_Your objective_
What the task requires is an exact printout of the listing below, pictures excluded.

_Data extract_
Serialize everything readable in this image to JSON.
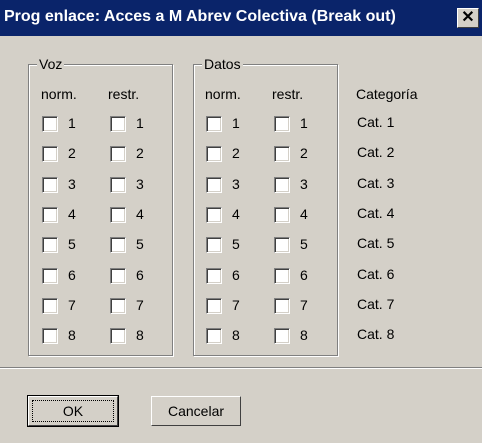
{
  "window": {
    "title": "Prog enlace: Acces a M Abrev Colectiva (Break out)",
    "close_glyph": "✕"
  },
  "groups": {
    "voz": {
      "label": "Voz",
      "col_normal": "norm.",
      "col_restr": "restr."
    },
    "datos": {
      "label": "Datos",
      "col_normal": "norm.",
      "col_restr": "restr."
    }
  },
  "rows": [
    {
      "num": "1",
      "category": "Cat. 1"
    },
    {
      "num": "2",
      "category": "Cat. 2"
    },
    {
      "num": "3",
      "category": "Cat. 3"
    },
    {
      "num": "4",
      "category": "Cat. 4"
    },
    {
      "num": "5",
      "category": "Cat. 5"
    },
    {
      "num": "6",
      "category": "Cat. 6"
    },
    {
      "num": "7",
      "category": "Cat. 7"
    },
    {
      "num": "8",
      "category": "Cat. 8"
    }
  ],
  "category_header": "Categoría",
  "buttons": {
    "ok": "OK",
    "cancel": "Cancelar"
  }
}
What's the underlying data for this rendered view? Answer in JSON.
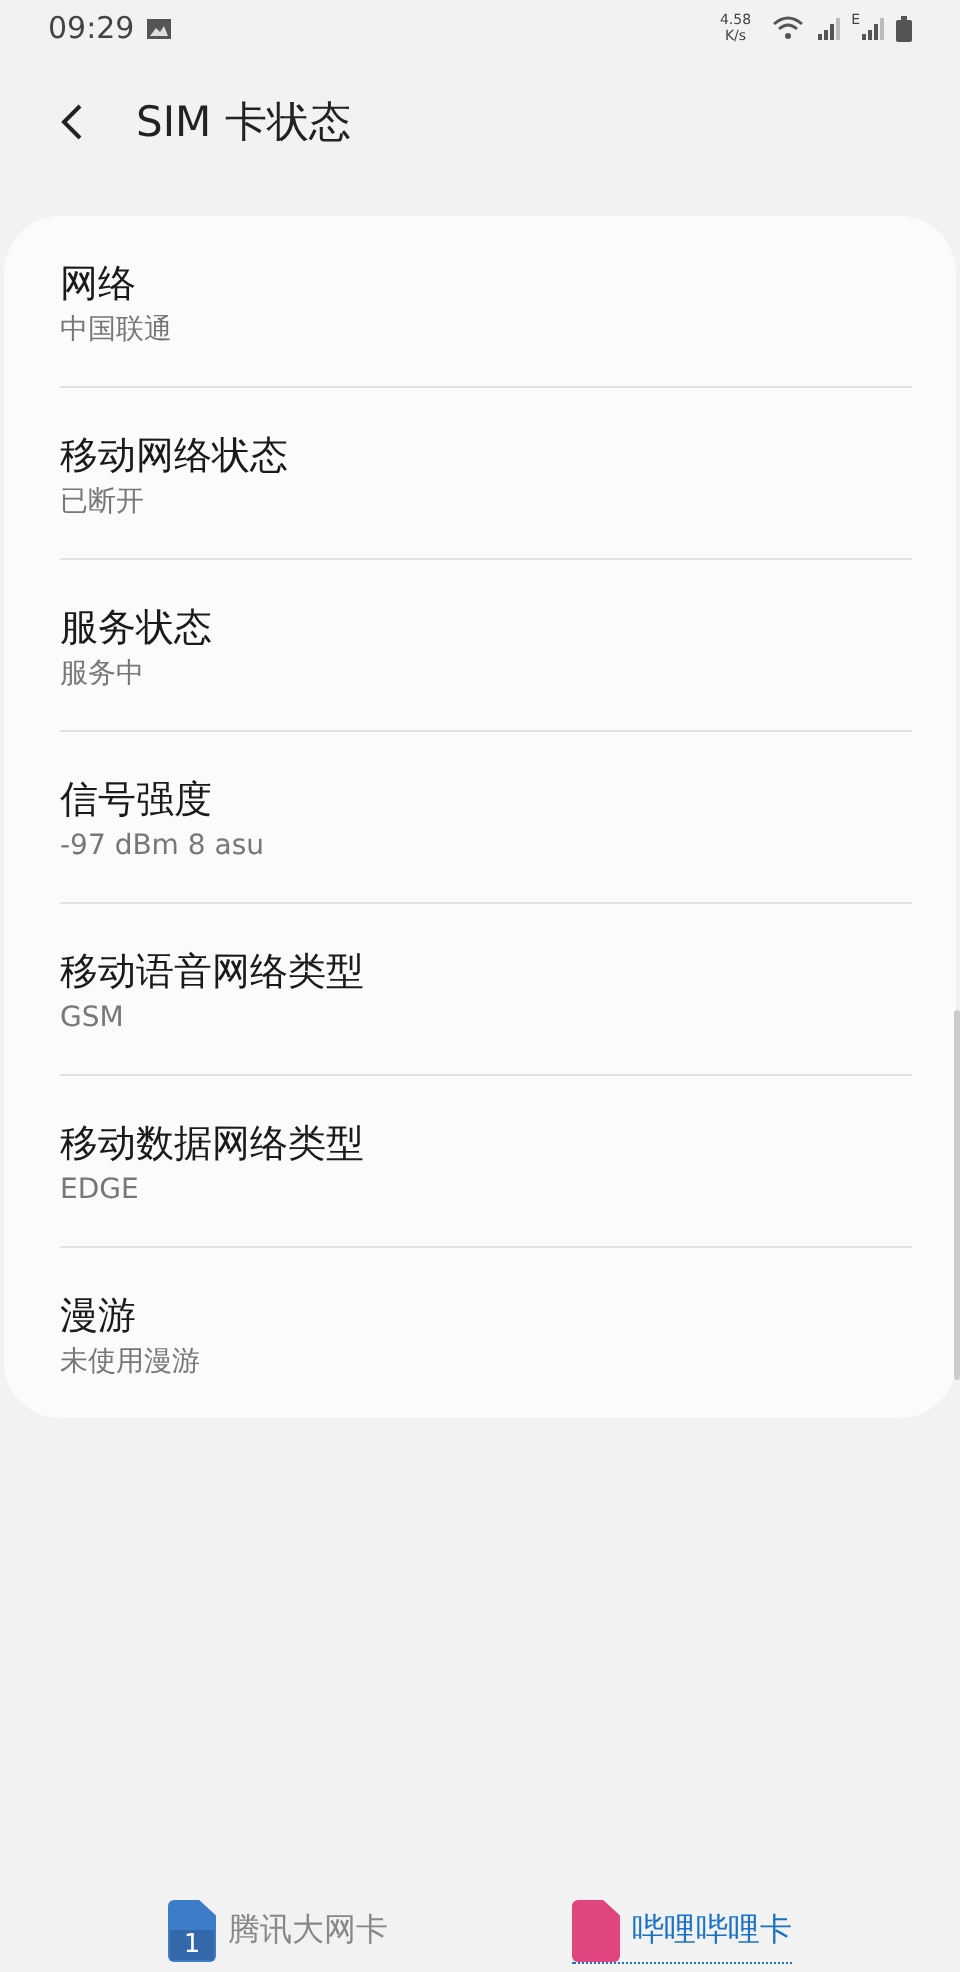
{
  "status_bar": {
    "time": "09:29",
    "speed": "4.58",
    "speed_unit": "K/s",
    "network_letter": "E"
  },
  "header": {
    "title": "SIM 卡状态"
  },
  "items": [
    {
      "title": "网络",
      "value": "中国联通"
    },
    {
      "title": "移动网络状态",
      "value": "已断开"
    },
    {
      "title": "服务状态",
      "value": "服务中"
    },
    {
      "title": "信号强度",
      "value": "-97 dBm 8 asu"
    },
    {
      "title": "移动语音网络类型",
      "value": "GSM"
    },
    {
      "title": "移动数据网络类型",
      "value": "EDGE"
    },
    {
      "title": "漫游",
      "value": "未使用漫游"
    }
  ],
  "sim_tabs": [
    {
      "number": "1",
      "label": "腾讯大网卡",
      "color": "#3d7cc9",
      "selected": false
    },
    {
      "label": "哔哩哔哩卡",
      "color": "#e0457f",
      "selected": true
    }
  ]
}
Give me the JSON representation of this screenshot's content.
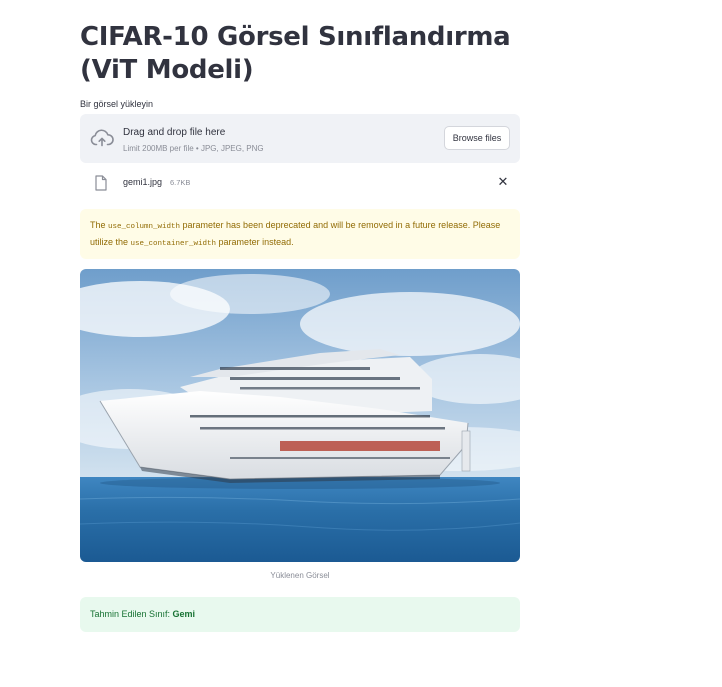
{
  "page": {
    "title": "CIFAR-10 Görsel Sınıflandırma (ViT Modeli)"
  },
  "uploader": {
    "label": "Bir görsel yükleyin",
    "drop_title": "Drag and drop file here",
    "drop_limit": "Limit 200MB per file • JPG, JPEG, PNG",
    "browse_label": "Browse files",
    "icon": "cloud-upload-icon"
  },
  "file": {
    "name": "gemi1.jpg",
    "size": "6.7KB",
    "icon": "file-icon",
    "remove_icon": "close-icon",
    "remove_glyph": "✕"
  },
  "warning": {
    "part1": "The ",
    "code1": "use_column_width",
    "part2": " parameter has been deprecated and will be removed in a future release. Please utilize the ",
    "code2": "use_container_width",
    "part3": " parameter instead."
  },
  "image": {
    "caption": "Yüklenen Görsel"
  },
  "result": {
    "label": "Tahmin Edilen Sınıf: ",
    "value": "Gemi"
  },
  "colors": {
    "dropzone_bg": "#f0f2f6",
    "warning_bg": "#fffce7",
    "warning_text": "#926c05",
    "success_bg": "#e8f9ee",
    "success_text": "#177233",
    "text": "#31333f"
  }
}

_Solution for this problem_
Serialize everything readable in this image to JSON.
{
  "window": {
    "title": "Prog enlace: Acces a M Abrev Colectiva (Break out)",
    "close_glyph": "✕"
  },
  "groups": {
    "voz": {
      "label": "Voz",
      "col_normal": "norm.",
      "col_restr": "restr."
    },
    "datos": {
      "label": "Datos",
      "col_normal": "norm.",
      "col_restr": "restr."
    }
  },
  "rows": [
    {
      "num": "1",
      "category": "Cat. 1"
    },
    {
      "num": "2",
      "category": "Cat. 2"
    },
    {
      "num": "3",
      "category": "Cat. 3"
    },
    {
      "num": "4",
      "category": "Cat. 4"
    },
    {
      "num": "5",
      "category": "Cat. 5"
    },
    {
      "num": "6",
      "category": "Cat. 6"
    },
    {
      "num": "7",
      "category": "Cat. 7"
    },
    {
      "num": "8",
      "category": "Cat. 8"
    }
  ],
  "category_header": "Categoría",
  "buttons": {
    "ok": "OK",
    "cancel": "Cancelar"
  }
}
What's the underlying data for this rendered view? Answer in JSON.
{
  "status_bar": {
    "time": "09:29",
    "speed": "4.58",
    "speed_unit": "K/s",
    "network_letter": "E"
  },
  "header": {
    "title": "SIM 卡状态"
  },
  "items": [
    {
      "title": "网络",
      "value": "中国联通"
    },
    {
      "title": "移动网络状态",
      "value": "已断开"
    },
    {
      "title": "服务状态",
      "value": "服务中"
    },
    {
      "title": "信号强度",
      "value": "-97 dBm 8 asu"
    },
    {
      "title": "移动语音网络类型",
      "value": "GSM"
    },
    {
      "title": "移动数据网络类型",
      "value": "EDGE"
    },
    {
      "title": "漫游",
      "value": "未使用漫游"
    }
  ],
  "sim_tabs": [
    {
      "number": "1",
      "label": "腾讯大网卡",
      "color": "#3d7cc9",
      "selected": false
    },
    {
      "label": "哔哩哔哩卡",
      "color": "#e0457f",
      "selected": true
    }
  ]
}
Give me the JSON representation of this screenshot's content.
{
  "page": {
    "title": "CIFAR-10 Görsel Sınıflandırma (ViT Modeli)"
  },
  "uploader": {
    "label": "Bir görsel yükleyin",
    "drop_title": "Drag and drop file here",
    "drop_limit": "Limit 200MB per file • JPG, JPEG, PNG",
    "browse_label": "Browse files",
    "icon": "cloud-upload-icon"
  },
  "file": {
    "name": "gemi1.jpg",
    "size": "6.7KB",
    "icon": "file-icon",
    "remove_icon": "close-icon",
    "remove_glyph": "✕"
  },
  "warning": {
    "part1": "The ",
    "code1": "use_column_width",
    "part2": " parameter has been deprecated and will be removed in a future release. Please utilize the ",
    "code2": "use_container_width",
    "part3": " parameter instead."
  },
  "image": {
    "caption": "Yüklenen Görsel"
  },
  "result": {
    "label": "Tahmin Edilen Sınıf: ",
    "value": "Gemi"
  },
  "colors": {
    "dropzone_bg": "#f0f2f6",
    "warning_bg": "#fffce7",
    "warning_text": "#926c05",
    "success_bg": "#e8f9ee",
    "success_text": "#177233",
    "text": "#31333f"
  }
}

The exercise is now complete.